Pacific Symphony Orchestra & wild Up at Logan Creative.
February delivered mounds of artistic inspiration to me in the form of dance, theater, and music events. I was able to sneak in one last performance on the 28th before this leap year month whizzed by.
Santa Ana Sites #8 was a self-described musical experiment between Pacific Symphony Orchestra, resident company at Segerstrom Center for the Arts, and wild Up, a modern music collective based in Los Angeles under the direction of Christopher Roundtree. Logan Creative‘s nontraditional performance venue provided industrial ambiance for the collaboration. Inside this arts compound was a central, raised stage for the musicians with the audience seated all around. I could see the musicians, conductor, and audience members from different vantage points than what is usually possible in an orchestral hall and I liked being able to see the faces of the community of arts supporters around me. There is nothing like the magic of making music, and this music infused life into the space around us.
The event was more than a show or performance, it was an evening long experience of engaging with art, either with sound, conversation, metal work, rain, mixed media, and paintings, right here in Orange County. Before the music started, Logan Creative had an open house where I engaged with local Orange County artists’ work and chatted with Santa Ana mural artist Carlos Balam Aguilar in front of a work by Eric Stoner.
Carlos graciously gave me insight to some of the visuals in Stoner’s mixed media assemblage piece. Stoner’s Ivory Tower of Babel includes art historical references that we picked up on the longer we looked and talked about the 4 x 6′ work. A hooded referenced from Pieter Bruegel’s painting The Misanthrope turns his back to the world. The inscription below him says (loosely) “because the world is unfaithful I am in mourning.” Converse to the need for artistic solitude is Carlos’ public mural which includes fifty-some faces looking to the world, seeking interaction, eager to have their stories recognized. This three-year project can be seen at the corner of Washington Ave. & Custer St. in Santa Ana. A CBS article describes Carlos’ work: “The mural depicts war scenes and photos of the soldiers of which Aguilar was able to paint their likeness from old photographs provided by relatives still living in the neighborhood. Members of the community resonate with the mural as it pays respect to the Mexican-Americans that went to war.”
The main event’s musical lineup was “Gran Turismo,” a violin octet by local composer Andrew Norman, Arvo Pärt‘s “Summa,” “Flow My Tears” by John Dowland, Bryce Dessner’s “Lachrimae,” and Dmitri Shostakovich’s Chamber Symphony for Strings in C Minor, Op. 110a. Strings, strings, and more strings, plus one countertenor. There were many intensified parts to the performance, not just with increased tempo. In one part of “Lachrimae,” all the strings seemed suspended right before a tumultuous staggered descent of notes that gave the feel of churning ocean water.

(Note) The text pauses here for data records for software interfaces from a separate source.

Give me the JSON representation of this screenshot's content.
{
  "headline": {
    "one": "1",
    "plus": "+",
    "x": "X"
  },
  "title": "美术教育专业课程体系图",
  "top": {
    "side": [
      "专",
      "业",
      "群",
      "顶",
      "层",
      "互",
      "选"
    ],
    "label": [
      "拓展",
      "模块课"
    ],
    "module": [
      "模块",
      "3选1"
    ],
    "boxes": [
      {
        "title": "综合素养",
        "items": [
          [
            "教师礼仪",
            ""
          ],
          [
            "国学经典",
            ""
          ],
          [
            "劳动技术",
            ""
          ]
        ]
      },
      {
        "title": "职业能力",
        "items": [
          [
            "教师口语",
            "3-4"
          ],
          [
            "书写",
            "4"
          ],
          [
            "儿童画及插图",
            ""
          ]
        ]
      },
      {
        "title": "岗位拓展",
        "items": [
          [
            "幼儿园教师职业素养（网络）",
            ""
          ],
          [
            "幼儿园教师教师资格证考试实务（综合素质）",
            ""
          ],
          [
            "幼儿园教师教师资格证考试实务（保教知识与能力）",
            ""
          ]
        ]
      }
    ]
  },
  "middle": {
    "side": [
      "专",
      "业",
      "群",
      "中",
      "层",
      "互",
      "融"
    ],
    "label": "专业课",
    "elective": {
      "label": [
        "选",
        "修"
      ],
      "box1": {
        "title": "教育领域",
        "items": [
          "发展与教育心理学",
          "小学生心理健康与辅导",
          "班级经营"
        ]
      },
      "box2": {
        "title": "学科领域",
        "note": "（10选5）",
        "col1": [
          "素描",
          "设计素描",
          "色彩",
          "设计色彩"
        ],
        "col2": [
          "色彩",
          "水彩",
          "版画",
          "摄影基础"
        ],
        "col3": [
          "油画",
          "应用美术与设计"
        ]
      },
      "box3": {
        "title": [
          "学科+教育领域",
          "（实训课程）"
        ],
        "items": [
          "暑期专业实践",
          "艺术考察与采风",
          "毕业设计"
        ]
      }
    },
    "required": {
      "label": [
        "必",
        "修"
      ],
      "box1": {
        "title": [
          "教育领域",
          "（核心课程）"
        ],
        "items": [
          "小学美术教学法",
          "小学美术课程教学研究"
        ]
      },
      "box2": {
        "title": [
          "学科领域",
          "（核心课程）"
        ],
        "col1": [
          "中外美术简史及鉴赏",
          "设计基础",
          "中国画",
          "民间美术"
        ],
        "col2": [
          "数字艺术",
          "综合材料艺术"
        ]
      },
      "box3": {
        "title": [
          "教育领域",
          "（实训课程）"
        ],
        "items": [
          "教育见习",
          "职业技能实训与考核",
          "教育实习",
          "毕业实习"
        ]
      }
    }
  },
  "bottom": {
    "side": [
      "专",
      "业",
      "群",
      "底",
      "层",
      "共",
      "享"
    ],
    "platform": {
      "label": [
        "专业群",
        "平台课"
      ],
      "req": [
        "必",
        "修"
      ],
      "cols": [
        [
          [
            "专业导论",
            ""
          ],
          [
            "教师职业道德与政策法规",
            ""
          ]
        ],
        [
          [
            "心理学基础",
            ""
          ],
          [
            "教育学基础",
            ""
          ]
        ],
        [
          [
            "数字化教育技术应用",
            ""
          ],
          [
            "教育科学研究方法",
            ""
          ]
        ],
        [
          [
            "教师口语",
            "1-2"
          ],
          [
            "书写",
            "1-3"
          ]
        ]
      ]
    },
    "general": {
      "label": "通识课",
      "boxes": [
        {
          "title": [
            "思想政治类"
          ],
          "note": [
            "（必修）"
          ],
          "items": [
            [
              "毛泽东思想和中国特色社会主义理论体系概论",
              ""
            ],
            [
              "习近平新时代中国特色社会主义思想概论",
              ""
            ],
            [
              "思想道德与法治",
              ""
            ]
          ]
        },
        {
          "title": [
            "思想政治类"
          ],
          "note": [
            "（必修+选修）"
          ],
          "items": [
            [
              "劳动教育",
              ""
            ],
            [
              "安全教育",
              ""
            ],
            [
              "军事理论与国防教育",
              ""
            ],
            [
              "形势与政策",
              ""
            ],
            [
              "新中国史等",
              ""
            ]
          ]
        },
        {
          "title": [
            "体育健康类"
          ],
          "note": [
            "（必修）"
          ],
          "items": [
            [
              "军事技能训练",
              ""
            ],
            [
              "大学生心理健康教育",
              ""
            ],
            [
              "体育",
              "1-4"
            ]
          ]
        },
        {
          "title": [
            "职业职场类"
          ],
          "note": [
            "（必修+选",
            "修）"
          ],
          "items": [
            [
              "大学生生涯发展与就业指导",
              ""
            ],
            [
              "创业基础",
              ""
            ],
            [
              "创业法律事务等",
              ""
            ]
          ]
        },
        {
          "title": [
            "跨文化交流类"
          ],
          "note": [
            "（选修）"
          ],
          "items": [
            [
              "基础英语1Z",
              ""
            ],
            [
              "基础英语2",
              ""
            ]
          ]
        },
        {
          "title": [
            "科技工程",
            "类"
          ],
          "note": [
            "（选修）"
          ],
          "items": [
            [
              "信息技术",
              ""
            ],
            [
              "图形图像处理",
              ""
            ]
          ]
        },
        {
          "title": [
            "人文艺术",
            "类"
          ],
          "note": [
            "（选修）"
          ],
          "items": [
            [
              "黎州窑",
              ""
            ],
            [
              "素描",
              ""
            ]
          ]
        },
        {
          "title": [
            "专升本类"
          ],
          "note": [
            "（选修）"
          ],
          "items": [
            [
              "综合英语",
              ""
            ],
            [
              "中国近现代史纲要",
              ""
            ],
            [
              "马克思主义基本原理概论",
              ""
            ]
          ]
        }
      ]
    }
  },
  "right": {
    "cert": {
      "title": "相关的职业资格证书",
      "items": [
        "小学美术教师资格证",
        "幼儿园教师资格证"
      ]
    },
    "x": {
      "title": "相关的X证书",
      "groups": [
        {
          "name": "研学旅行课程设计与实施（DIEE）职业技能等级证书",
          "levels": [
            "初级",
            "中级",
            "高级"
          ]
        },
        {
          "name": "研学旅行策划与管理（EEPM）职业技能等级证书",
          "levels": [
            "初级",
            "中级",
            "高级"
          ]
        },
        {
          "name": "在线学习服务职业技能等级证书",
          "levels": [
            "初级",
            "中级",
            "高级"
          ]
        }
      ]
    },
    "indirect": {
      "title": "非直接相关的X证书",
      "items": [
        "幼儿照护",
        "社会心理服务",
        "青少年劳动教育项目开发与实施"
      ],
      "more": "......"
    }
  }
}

The musicians leaned into their bows and I could literally see the waves through their body movements as well.
During intermission and after the show, I spent time in Bret Price‘s artist space to check out his huge scope of work in painting, metal sculpture, and clay. His metal sculptures are the clear conversation starters but I still gravitated toward his watercolor paintings. His works are readily appreciated, having a sense of ease and purity, where I am drawn to simple aesthetics like the particular angle in one portion of a metal sculpture, or the combination of two primary colors bleeding together on canvas. Bret mentioned that his son also is an artist who works in glass. Later, I chatted with another audience member who clued me in to the fascinating Price family history, starting with the late Buzz Price. I’m amazed by how much this family has contributed to arts and culture in Orange County.
Santa Ana Sites Artistic Director Allen Moon created a neighborly event atmosphere where I could converse with like-minded music and art supporters, and personally laud Pacific Symphony Board Chair Mike Kerr for persistently working to expand the performance capabilities of the PSO. The organization worked hard to bring these (union) musicians to a warehouse in Santa Ana but this kind of performance is so much more important for creating and growing a community with artistic sensibilities. From the standing ovations, immense applause and hollers, it was clear that the arts came and delivered, and the community responded, wanting more. Santa Ana Sites is a traveling forum designed “to provide the community shared artistic experiences, encouraging the discovery of diverse environments and architectural space.” Since March 2013, the organization has presented eight engaging performances. Attend one and you won’t be disappointed.